A descendent of the Gullah community of coastal South Carolina, Mary Jackson was born in 1945 in Mount Pleasant, South Carolina. Jackson learned the art of making baskets at the age of four from her mother and grandmother. Following chores, Jackson's family would gather to make bulrush and sweetgrass baskets, using skills brought to the United States by their West African ancestors.
Sweetgrass, a plant named for the sweet smell of its reeds, is indigenous to the coastal lowlands of South Carolina. Developed originally as domestic and agricultural tools for cotton and rice production, sweetgrass baskets have traditionally taken utilitarian shapes such as storage containers and rice fanners.
Despite this tradition in her family, Jackson did not take up basketmaking as an adult until 1973 when she began producing baskets full-time and she began teaching her daughter the art form. Today, basketmaking is still a family affair -- her husband and son gather the sweetgrass from local marshes while her daughter provides administrative support. For the last seven years, she has been teaching her granddaughter the art of Sweetgrass basketmaking.

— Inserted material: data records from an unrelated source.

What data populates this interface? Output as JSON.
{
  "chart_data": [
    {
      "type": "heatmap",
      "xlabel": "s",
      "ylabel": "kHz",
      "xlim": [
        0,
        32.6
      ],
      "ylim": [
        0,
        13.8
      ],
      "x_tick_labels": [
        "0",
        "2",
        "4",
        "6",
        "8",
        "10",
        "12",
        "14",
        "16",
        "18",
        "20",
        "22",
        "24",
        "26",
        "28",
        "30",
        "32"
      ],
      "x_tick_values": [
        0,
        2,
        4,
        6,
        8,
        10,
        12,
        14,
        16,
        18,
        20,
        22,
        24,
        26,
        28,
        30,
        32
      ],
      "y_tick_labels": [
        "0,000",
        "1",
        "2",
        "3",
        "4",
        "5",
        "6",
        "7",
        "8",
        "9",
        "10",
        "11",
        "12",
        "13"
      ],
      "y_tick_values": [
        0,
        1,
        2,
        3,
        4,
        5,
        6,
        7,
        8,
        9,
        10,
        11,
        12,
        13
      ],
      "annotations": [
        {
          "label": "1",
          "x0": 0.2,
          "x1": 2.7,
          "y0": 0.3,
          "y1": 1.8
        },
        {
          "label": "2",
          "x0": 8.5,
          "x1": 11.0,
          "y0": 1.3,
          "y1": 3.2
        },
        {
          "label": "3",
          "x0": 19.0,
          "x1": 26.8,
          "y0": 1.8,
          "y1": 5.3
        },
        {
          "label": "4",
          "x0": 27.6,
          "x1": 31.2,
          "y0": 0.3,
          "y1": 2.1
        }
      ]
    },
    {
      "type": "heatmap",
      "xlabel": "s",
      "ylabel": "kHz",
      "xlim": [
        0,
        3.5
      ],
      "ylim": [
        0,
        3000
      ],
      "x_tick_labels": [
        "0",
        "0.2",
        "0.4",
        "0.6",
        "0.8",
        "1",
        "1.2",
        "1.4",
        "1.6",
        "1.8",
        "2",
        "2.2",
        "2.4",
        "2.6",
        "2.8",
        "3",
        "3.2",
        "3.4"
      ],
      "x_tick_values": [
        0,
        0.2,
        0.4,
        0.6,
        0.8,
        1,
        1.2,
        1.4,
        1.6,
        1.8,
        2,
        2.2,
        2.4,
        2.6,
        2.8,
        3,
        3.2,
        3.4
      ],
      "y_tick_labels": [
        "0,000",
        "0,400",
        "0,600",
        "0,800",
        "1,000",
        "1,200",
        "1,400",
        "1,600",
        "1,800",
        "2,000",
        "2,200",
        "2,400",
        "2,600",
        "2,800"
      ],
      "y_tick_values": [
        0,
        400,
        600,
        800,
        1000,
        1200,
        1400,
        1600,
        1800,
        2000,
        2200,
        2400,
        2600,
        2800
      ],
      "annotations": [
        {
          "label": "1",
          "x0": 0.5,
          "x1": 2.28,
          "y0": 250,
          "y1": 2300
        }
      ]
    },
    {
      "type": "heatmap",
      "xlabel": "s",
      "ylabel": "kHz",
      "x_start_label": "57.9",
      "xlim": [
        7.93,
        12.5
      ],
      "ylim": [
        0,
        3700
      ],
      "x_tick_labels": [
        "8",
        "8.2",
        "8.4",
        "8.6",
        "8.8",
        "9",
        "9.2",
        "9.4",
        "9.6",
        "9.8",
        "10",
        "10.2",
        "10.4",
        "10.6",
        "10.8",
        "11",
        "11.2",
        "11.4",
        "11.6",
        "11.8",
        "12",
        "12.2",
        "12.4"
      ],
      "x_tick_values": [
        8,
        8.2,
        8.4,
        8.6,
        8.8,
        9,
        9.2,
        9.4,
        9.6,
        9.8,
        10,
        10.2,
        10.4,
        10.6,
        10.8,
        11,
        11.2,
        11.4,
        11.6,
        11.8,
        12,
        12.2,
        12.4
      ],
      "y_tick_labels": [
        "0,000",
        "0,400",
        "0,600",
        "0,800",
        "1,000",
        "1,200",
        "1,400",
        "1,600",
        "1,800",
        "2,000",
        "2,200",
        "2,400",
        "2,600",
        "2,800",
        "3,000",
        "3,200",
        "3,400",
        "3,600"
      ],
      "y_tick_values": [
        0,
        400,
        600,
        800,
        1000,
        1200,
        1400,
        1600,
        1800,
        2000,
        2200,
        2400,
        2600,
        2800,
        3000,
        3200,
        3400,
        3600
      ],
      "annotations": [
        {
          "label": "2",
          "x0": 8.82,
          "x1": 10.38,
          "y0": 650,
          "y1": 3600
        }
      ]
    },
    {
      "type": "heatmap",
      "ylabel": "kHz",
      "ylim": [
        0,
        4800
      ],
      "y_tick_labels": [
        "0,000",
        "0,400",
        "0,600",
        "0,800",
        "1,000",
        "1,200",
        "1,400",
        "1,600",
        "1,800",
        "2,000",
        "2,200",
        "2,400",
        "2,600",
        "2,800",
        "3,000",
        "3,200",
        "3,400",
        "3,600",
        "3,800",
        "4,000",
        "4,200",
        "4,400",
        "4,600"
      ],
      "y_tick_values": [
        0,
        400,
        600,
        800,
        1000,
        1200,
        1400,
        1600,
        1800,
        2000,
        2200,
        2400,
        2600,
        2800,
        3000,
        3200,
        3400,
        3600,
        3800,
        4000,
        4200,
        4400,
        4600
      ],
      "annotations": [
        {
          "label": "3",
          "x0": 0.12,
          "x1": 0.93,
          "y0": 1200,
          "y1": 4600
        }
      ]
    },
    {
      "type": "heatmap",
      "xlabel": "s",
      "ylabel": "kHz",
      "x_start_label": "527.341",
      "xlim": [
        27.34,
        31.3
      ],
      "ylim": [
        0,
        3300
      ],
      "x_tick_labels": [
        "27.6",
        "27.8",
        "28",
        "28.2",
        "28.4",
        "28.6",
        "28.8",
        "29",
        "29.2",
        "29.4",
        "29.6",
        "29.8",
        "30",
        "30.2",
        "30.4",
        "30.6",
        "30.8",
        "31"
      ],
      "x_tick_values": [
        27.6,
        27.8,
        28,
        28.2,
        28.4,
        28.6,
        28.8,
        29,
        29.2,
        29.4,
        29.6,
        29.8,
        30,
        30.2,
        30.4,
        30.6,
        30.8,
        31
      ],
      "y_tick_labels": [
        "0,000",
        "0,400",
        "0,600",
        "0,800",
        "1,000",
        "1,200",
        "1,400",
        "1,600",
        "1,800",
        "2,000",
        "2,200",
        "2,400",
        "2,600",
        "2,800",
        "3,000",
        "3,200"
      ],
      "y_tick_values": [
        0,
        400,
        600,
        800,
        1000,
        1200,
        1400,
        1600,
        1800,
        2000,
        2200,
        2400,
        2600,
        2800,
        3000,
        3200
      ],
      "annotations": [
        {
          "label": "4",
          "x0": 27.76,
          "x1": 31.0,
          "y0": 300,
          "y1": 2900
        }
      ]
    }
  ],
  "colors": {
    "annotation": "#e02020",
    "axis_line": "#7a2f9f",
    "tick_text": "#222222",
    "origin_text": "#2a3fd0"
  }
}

Jackson's intricately coiled baskets preserve the centuries-old craft of sweetgrass basketry and continue to push the tradition in new directions. While preserving the culture and history of her ancestors, Jackson infuses the art form with a contemporary aesthetic and expressiveness all her own. With masterful technique, Jackson translates practical designs into finely detailed, sculptural forms. Today, her baskets are owned by such noted individuals as Prince Charles and the Empress of Japan.
A founding member of the Mount Pleasant Sweetgrass Basket Makers' Association, Jackson also leads efforts to protect the threatened wetland habitats of sweetgrass and ensure continued local access to these resources. In 2008 was awarded the Environmental Stewardship Award of Achievement given by the South Carolina Aquarium.
Jackson's work has been exhibited at numerous institutions throughout the United States, including the Philadelphia Museum of Art; the Renwick Gallery of the Smithsonian American Art Museum; the Museum of Arts and Design in New York; the Museum of Fine Arts, Boston; and the Museum of African American History in Detroit. Her stalwart devotion to the preservation of her unique cultural heritage has earned her numerous awards including a Lifetime Achievement Award from the National Museum for Women in the Arts (1993) and the first National Bronze Award of Arts Achievement and Excellence given by The International Council of Fine Arts Deans (2007). Jackson has also received a United States Artists Donnelley Fellowship and a prestigious MacArthur Fellowship from the John D. and Catherine T. MacArthur Foundation. On December 19, 2009, Mary Jackson received an Honorary Doctorate of Humane Letters from South Carolina's College of Charleston.
Source: National Endowment for the Arts